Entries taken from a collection
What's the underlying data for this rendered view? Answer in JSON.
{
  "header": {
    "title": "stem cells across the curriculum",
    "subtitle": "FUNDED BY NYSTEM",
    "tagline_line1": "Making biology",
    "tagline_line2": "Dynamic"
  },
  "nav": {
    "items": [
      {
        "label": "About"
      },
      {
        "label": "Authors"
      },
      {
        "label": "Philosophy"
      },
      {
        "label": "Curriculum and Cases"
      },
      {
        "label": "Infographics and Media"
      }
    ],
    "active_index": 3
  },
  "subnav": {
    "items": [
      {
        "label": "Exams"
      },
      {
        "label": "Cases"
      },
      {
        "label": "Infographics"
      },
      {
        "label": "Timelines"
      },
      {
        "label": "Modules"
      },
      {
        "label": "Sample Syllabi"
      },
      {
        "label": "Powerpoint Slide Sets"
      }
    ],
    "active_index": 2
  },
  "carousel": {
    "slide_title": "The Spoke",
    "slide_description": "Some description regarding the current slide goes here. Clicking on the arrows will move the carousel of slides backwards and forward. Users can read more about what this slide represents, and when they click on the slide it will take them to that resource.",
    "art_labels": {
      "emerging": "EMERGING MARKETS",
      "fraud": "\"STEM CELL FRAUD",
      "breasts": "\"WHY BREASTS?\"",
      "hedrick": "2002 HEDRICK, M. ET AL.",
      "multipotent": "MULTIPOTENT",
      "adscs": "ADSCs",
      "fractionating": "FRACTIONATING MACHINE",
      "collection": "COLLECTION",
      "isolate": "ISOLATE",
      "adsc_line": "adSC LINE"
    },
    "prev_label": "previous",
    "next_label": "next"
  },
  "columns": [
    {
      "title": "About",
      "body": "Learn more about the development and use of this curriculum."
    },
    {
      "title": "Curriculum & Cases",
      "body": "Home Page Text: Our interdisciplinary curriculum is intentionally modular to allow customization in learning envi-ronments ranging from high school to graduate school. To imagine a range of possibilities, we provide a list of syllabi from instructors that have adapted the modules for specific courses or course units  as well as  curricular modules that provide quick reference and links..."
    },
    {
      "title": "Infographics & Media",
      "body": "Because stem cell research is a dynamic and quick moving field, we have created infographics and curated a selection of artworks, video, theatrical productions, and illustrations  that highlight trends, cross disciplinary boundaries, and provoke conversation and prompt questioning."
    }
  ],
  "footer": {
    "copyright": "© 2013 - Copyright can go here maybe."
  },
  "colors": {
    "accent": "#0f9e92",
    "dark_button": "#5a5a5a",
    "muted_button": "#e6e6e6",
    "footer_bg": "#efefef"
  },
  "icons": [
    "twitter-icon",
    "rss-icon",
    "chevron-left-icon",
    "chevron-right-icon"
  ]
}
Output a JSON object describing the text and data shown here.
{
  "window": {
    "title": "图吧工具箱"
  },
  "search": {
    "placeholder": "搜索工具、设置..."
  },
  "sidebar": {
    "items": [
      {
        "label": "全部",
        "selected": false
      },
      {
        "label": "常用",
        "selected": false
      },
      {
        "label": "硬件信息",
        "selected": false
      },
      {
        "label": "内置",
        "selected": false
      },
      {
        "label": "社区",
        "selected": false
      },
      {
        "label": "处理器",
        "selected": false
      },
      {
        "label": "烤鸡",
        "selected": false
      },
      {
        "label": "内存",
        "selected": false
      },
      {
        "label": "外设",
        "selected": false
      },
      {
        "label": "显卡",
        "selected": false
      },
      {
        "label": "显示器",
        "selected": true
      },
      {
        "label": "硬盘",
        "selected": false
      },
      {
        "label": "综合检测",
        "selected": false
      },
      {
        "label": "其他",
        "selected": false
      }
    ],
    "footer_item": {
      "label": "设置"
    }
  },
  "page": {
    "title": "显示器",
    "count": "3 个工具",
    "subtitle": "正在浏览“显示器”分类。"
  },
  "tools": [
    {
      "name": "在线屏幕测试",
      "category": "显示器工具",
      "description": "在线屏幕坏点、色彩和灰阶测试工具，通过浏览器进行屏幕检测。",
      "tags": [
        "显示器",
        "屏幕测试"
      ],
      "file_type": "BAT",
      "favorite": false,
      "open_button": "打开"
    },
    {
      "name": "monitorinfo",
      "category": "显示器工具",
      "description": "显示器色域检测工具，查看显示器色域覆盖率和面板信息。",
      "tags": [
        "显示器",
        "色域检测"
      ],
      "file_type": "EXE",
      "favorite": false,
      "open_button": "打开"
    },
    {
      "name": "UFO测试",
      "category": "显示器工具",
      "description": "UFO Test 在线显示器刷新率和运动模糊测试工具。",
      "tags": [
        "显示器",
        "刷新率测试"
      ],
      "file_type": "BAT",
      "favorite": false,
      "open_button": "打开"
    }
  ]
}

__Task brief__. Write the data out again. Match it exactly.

__Response__.
What's the underlying data for this rendered view? Answer in JSON.
{
  "header": {
    "title": "stem cells across the curriculum",
    "subtitle": "FUNDED BY NYSTEM",
    "tagline_line1": "Making biology",
    "tagline_line2": "Dynamic"
  },
  "nav": {
    "items": [
      {
        "label": "About"
      },
      {
        "label": "Authors"
      },
      {
        "label": "Philosophy"
      },
      {
        "label": "Curriculum and Cases"
      },
      {
        "label": "Infographics and Media"
      }
    ],
    "active_index": 3
  },
  "subnav": {
    "items": [
      {
        "label": "Exams"
      },
      {
        "label": "Cases"
      },
      {
        "label": "Infographics"
      },
      {
        "label": "Timelines"
      },
      {
        "label": "Modules"
      },
      {
        "label": "Sample Syllabi"
      },
      {
        "label": "Powerpoint Slide Sets"
      }
    ],
    "active_index": 2
  },
  "carousel": {
    "slide_title": "The Spoke",
    "slide_description": "Some description regarding the current slide goes here. Clicking on the arrows will move the carousel of slides backwards and forward. Users can read more about what this slide represents, and when they click on the slide it will take them to that resource.",
    "art_labels": {
      "emerging": "EMERGING MARKETS",
      "fraud": "\"STEM CELL FRAUD",
      "breasts": "\"WHY BREASTS?\"",
      "hedrick": "2002 HEDRICK, M. ET AL.",
      "multipotent": "MULTIPOTENT",
      "adscs": "ADSCs",
      "fractionating": "FRACTIONATING MACHINE",
      "collection": "COLLECTION",
      "isolate": "ISOLATE",
      "adsc_line": "adSC LINE"
    },
    "prev_label": "previous",
    "next_label": "next"
  },
  "columns": [
    {
      "title": "About",
      "body": "Learn more about the development and use of this curriculum."
    },
    {
      "title": "Curriculum & Cases",
      "body": "Home Page Text: Our interdisciplinary curriculum is intentionally modular to allow customization in learning envi-ronments ranging from high school to graduate school. To imagine a range of possibilities, we provide a list of syllabi from instructors that have adapted the modules for specific courses or course units  as well as  curricular modules that provide quick reference and links..."
    },
    {
      "title": "Infographics & Media",
      "body": "Because stem cell research is a dynamic and quick moving field, we have created infographics and curated a selection of artworks, video, theatrical productions, and illustrations  that highlight trends, cross disciplinary boundaries, and provoke conversation and prompt questioning."
    }
  ],
  "footer": {
    "copyright": "© 2013 - Copyright can go here maybe."
  },
  "colors": {
    "accent": "#0f9e92",
    "dark_button": "#5a5a5a",
    "muted_button": "#e6e6e6",
    "footer_bg": "#efefef"
  },
  "icons": [
    "twitter-icon",
    "rss-icon",
    "chevron-left-icon",
    "chevron-right-icon"
  ]
}
Output a JSON object describing the text and data shown here.
{
  "window": {
    "title": "图吧工具箱"
  },
  "search": {
    "placeholder": "搜索工具、设置..."
  },
  "sidebar": {
    "items": [
      {
        "label": "全部",
        "selected": false
      },
      {
        "label": "常用",
        "selected": false
      },
      {
        "label": "硬件信息",
        "selected": false
      },
      {
        "label": "内置",
        "selected": false
      },
      {
        "label": "社区",
        "selected": false
      },
      {
        "label": "处理器",
        "selected": false
      },
      {
        "label": "烤鸡",
        "selected": false
      },
      {
        "label": "内存",
        "selected": false
      },
      {
        "label": "外设",
        "selected": false
      },
      {
        "label": "显卡",
        "selected": false
      },
      {
        "label": "显示器",
        "selected": true
      },
      {
        "label": "硬盘",
        "selected": false
      },
      {
        "label": "综合检测",
        "selected": false
      },
      {
        "label": "其他",
        "selected": false
      }
    ],
    "footer_item": {
      "label": "设置"
    }
  },
  "page": {
    "title": "显示器",
    "count": "3 个工具",
    "subtitle": "正在浏览“显示器”分类。"
  },
  "tools": [
    {
      "name": "在线屏幕测试",
      "category": "显示器工具",
      "description": "在线屏幕坏点、色彩和灰阶测试工具，通过浏览器进行屏幕检测。",
      "tags": [
        "显示器",
        "屏幕测试"
      ],
      "file_type": "BAT",
      "favorite": false,
      "open_button": "打开"
    },
    {
      "name": "monitorinfo",
      "category": "显示器工具",
      "description": "显示器色域检测工具，查看显示器色域覆盖率和面板信息。",
      "tags": [
        "显示器",
        "色域检测"
      ],
      "file_type": "EXE",
      "favorite": false,
      "open_button": "打开"
    },
    {
      "name": "UFO测试",
      "category": "显示器工具",
      "description": "UFO Test 在线显示器刷新率和运动模糊测试工具。",
      "tags": [
        "显示器",
        "刷新率测试"
      ],
      "file_type": "BAT",
      "favorite": false,
      "open_button": "打开"
    }
  ]
}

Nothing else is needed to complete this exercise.